“Yes,” continued Marina. “My parents lived in a small baserri just a few kilometers from the center of the village. My ama, Clara, was known for her skills with herbs. People from the neighboring villages would come for poultices to cure wounds, for love potions, and, most of the time, for advice. She became quite well known in the area as a sendatzaile, a healer. My aita, Vicente, spent his time tending the gardens and gathering the ingredients that my ama needed for her work. I was an only child, very rare at that time, and I helped them as I could, slowly learning my ama’s craft, the secrets of which herbs and ingredients were needed to heal a cold versus the ones needed to mend a broken heart. My ama taught me the recipes while my aita showed me where to find the most prized mushrooms and how to raise the toads used in the most powerful potions. I soon became their apprentice. We had more work than we could handle, even with my help. There was always someone knocking on our door. We weren’t rich by any material measure, but we were comfortable and, most importantly, we were happy.
Buber’s Basque Story is a weekly serial. While it is a work of fiction, it has elements from both my own experiences and stories I’ve heard from various people. The characters, while in some cases inspired by real people, aren’t directly modeled on anyone in particular. I expect there will be inconsistencies and factual errors. I don’t know where it is going, and I’ll probably forget where it’s been. Why am I doing this? To give me an excuse and a deadline for some creative writing and because I thought people might enjoy it. Gozatu!
“One day, my ama sold a love potion to the wrong client.
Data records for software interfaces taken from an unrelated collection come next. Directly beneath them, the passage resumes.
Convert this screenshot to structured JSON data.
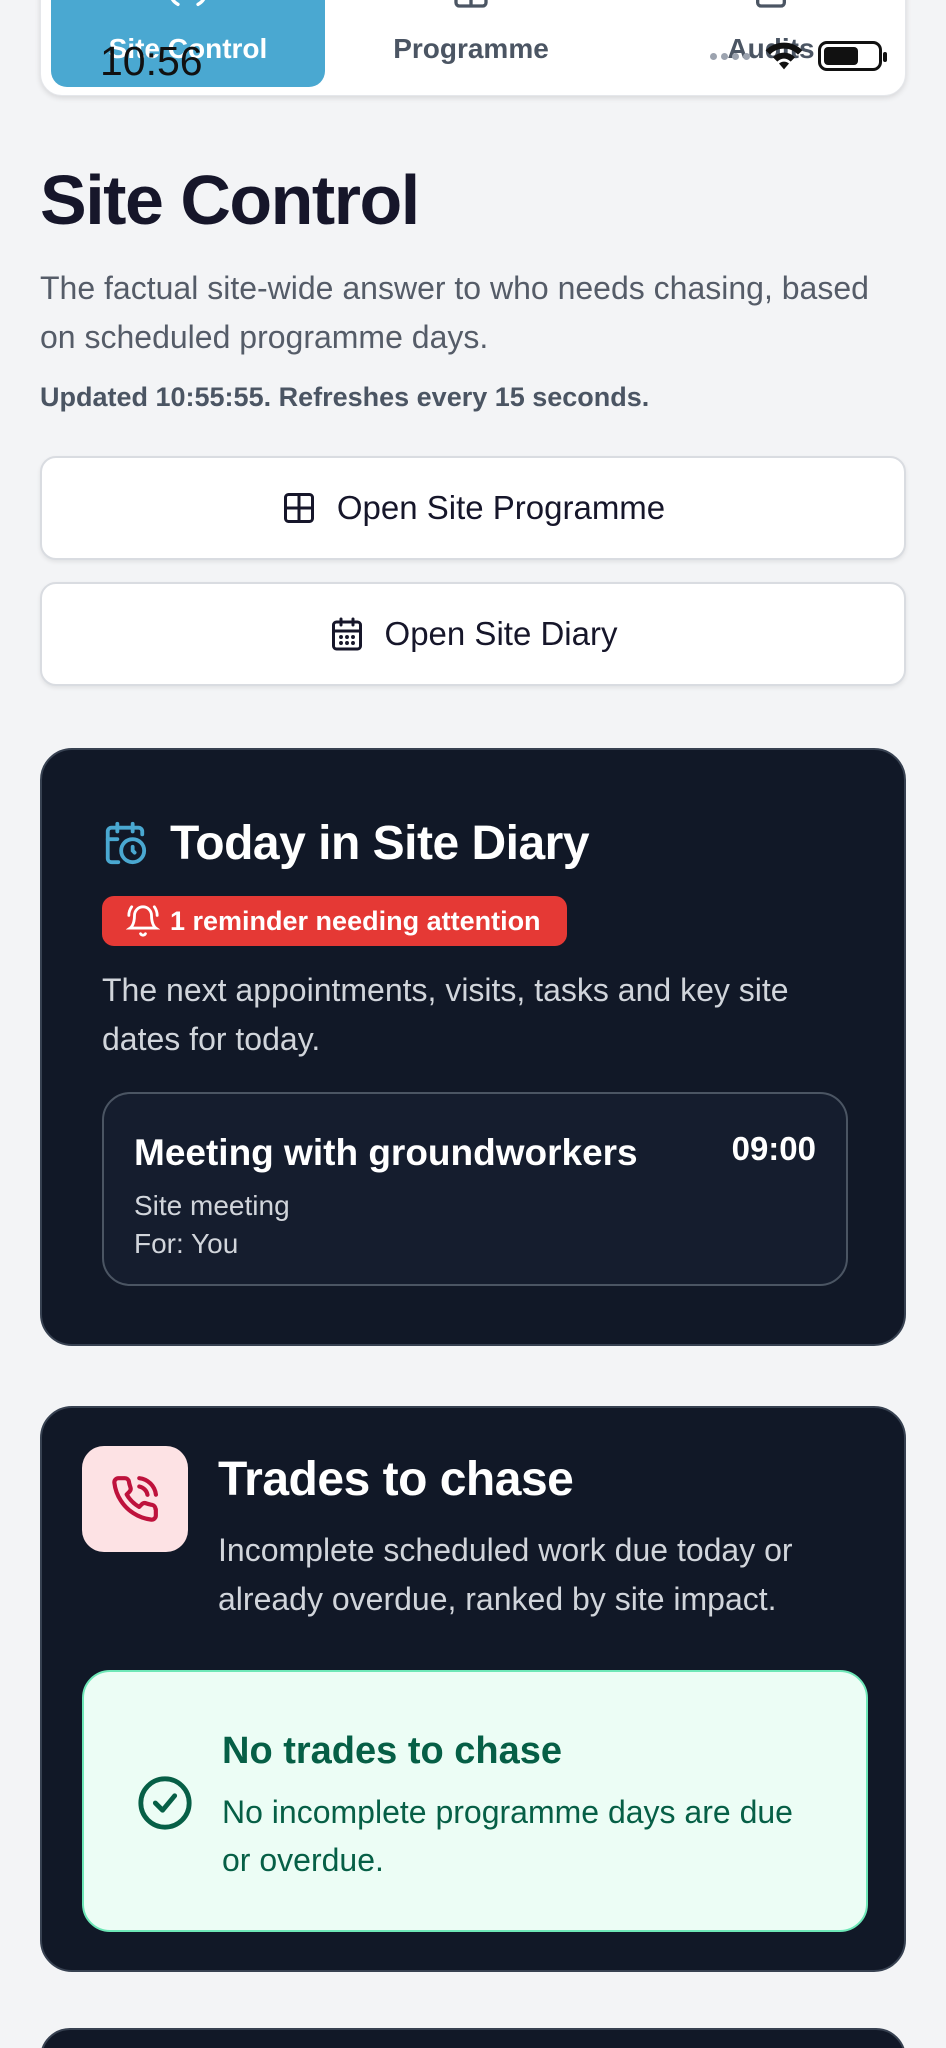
{
  "status_bar": {
    "time": "10:56"
  },
  "tabs": [
    {
      "label": "Site Control",
      "active": true
    },
    {
      "label": "Programme",
      "active": false
    },
    {
      "label": "Audits",
      "active": false
    }
  ],
  "header": {
    "title": "Site Control",
    "subtitle": "The factual site-wide answer to who needs chasing, based on scheduled programme days.",
    "updated": "Updated 10:55:55. Refreshes every 15 seconds."
  },
  "actions": {
    "open_programme": "Open Site Programme",
    "open_diary": "Open Site Diary"
  },
  "diary": {
    "title": "Today in Site Diary",
    "reminder_badge": "1 reminder needing attention",
    "description": "The next appointments, visits, tasks and key site dates for today.",
    "appointments": [
      {
        "title": "Meeting with groundworkers",
        "time": "09:00",
        "type": "Site meeting",
        "for": "For: You"
      }
    ]
  },
  "trades": {
    "title": "Trades to chase",
    "description": "Incomplete scheduled work due today or already overdue, ranked by site impact.",
    "empty_title": "No trades to chase",
    "empty_description": "No incomplete programme days are due or overdue."
  },
  "colors": {
    "accent": "#4aa8d1",
    "card_bg": "#111827",
    "alert": "#e53935",
    "success_bg": "#ecfdf5",
    "success_text": "#065f46"
  }
}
A young man in the neighboring village of Azkaine was infatuated with the girl next door and bought a love potion from my mother so that the young woman would return his affections. One evening, he stopped by his neighbor’s house on the pretence of delivering some extra bread that his ama had made. The etxekoandre, the young woman’s ama, invited him in for a glass of wine, as she also hoped that the two would find a spark. The young man, when the two women were busy in the kitchen, poured the potion into one of the wine glasses. Unfortunately, he chose the wrong one, and he watched in horror as the ama picked up the tainted glass and drank down the potion. As her eyes gazed upon the young man, her heart skipped a beat and immediately belonged to him. The young man was petrified as the ama sat next to him, her hand on his chest, her voice whispering in his ear. The daughter, who had also been secretly in love with the young man, fled the house in despair. The aita of the family returned home to find his wife in the protesting arms of the young man. As he confronted the two, his wife declared that she had stopped loving him and was now in love with the young man. Of course, the young man wanted no part of the woman’s advances and rejected her in the strongest possible terms. Shattered, the woman also fled the house. The aita tried to follow, but lost his wife in the woods. It was a few days later when the bodies of both women were found, the young woman at the bottom of a ravine and the ama, seemingly drowned by her own hand, floating in the river.
“The aita, besotted with grief, nearly killed the young man in his rage. As blow after blow fell on the young man, he revealed that he had slipped the aita’s wife a potion, claiming it was only meant to cause the woman to fall asleep so he could talk in private with the daughter, claiming he must have been given a love potion by mistake. He of course blamed my parents for the mistake. We soon found the aita, in the company of several of his neighbors, at our door, literal pitchforks in hand. I’ll spare you the details, but I escaped to a cave in the woods my aita had shown me as he held back the mob for a few moments.”
Marina’s voice cracked as she continued. “Unfortunately, my ama and aita were not so lucky.”